  28. The LHC is currently in its second long shutdown, called Long Shutdown 2 (LS2), for further upgrades and improvements. These upgrades will increase the collider’s luminosity and enhance its sensitivity to new physics.
  29. One of the theories explored at the LHC is the possibility of creating microscopic black holes during particle collisions. These black holes, if they exist, would quickly evaporate due to Hawking radiation and provide valuable insights into theories of quantum gravity.
  30. The LHC experiments also investigate the existence of extra dimensions beyond the three spatial dimensions we are familiar with. These experiments aim to detect any signs of particles escaping into these extra dimensions during high-energy collisions.
  31. The LHC recreates conditions similar to those that existed shortly after the Big Bang, allowing scientists to study a state of matter known as quark-gluon plasma. This plasma consists of free quarks and gluons, which are usually confined within protons and neutrons.
  32. The LHC performs collisions not only between protons but also between heavy lead ions. Colliding lead ions at high energies allows scientists to study the properties of nuclear matter under extreme conditions, mimicking the early stages of the universe.
  33. The LHC has applications in medicine as well. Protons accelerated by the LHC can be used in proton therapy, a form of cancer treatment that delivers precise doses of radiation to tumors, minimizing damage to surrounding healthy tissues.
  34. The LHC is a power-hungry machine. When operating at full power, it consumes around 200 megawatts of electricity, enough to power a small city. However, measures are taken to optimize energy efficiency and minimize the environmental impact.
  35. The technologies developed for the LHC have found applications in various fields beyond particle physics. These spin-off technologies include advances in superconductivity, cryogenics, vacuum systems, and computing, contributing to advancements in medicine, materials science, and other industries.
  36. In an effort to foster collaboration and scientific progress, the LHC experiments follow an open data policy.
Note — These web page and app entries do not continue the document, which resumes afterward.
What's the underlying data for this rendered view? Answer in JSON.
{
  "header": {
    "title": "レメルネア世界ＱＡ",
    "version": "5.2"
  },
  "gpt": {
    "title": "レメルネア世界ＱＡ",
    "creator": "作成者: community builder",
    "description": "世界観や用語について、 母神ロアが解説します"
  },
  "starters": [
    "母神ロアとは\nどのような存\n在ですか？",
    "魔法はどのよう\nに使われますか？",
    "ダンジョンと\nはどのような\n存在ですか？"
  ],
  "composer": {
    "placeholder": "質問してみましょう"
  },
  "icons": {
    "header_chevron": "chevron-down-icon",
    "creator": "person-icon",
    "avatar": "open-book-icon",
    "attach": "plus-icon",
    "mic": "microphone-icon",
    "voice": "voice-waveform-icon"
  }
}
This means that a significant portion of the data collected by the experiments is made publicly available for analysis by scientists worldwide.
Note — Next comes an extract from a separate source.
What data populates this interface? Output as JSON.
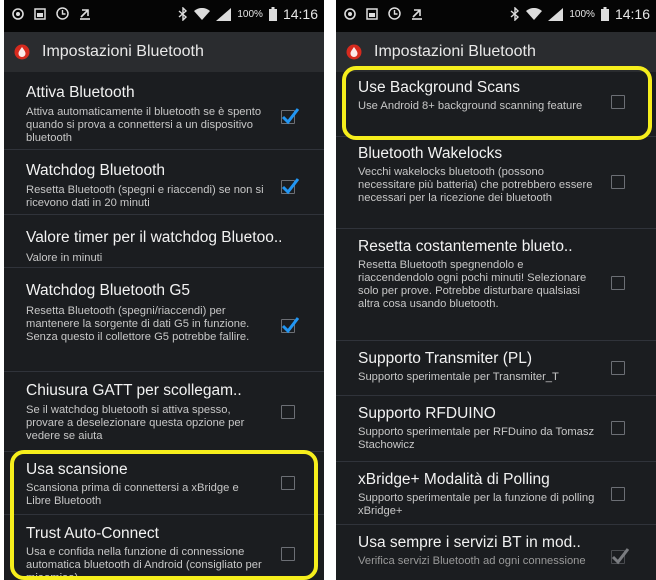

Related Articles

Back to top button

Adblock Detected

Please Turn Off The Ad-Blocker To Continue